Now, I am not arguing that in a capitalistic society homelessness would drop to zero. Of course not. As the screenie reads, homelessness has been and always will be present in every society. But I am arguing the idea that the freer people are to pursue what John Locke termed “life, liberty, and property,” the greater the likelihood that they will, in fact, not be dogged by grinding poverty their whole life. It is only once government gets involved with its free market fetters and utopian scheming, that poverty becomes a persistent problem as economic resources and activity are inefficiently distributed by a bureaucracy that has not a scintilla of the wisdom that emerges from the spontaneous order (or via Adam Smith’s invisible hand) of a free market.
Lastly, this idea of a relationship between homelessness and “ultra-capitalism” suggests that social Darwinism – the idea that society should encourage the survival of the fittest (i.e., economic failures should be left to die in the streets) - is the norm for a capitalist society. Again, nonsense. Social Darwinism was an idea that sprung not from Adam Smith, but from the fevered mind of the Progressive movement, a European-import political philosophy that stressed greater government intervention into the economy, as well as an anti-philanthropic mentality – two things obviously opposed by the bulk of early 20th Century capitalists.

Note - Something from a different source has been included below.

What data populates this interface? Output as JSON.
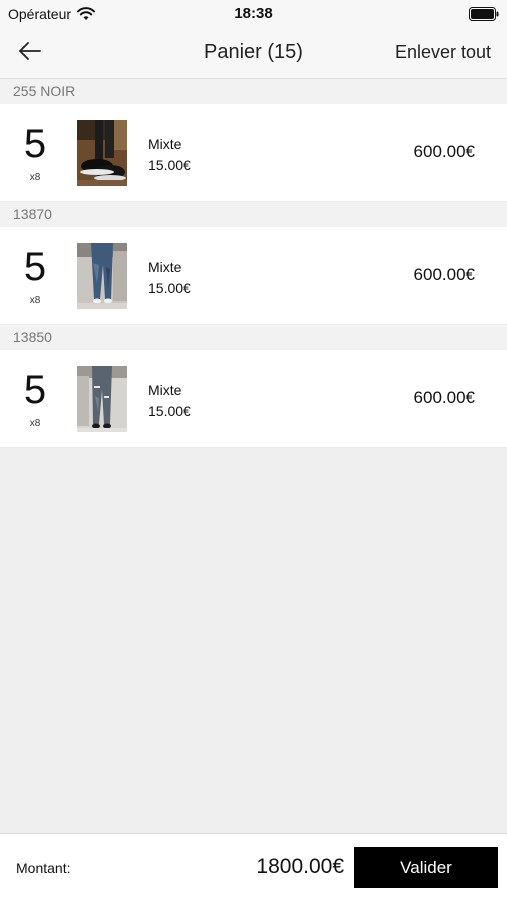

Now, am I suggesting that CCP are a bunch of Marxists? Of course not. EVE Online may well be the gaming world’s greatest testament to the power of the free market – hence, the reason why I put it on my list of top conservative games. No, in this case I suspect it was just a bit nonsense that found itself in the game after being regurgitated from a college text book.
Still, we must be ever wary of such political nonsense wheedling its way into our games. Gaming is already ascendant as the next medium to win the hearts and minds of the people. As such, it is a ripe fruit waiting to be plucked by radical propagandists the world over. It is already happening, in fact. Over the last two years, I’ve seen two games promoting global warming, one pro-Hezbollah shooter, one about the evils of capitalism, and even a game about radical feminism (in this game, the player is a disgruntled woman who runs around shooting cat-calling men!). One of the above games was financed by George Soros’ Tides Foundation, while another by a global warming think tank. Fortunately, all of these titles were dreadful bombs, little noticed except by some European gaming sites that seem enamored with such dreadful fare (I’m looking at you, RPS).
So yes, it’s coming. It starts with an innocent throwaway line at first, but will later arrive as a full court press (e.g.: what has happened to Hollywood). Therefore it is incumbent on all gamers to say “No! We will not let our hobby become politicized and radicalized!” And the best way to do that is by throwing a little light on this growing issue via blogging, forum posts, and social media. In short, now is the time for all good gamers to come to the aid of their hobby.
Have you ever encountered some political bias in a game?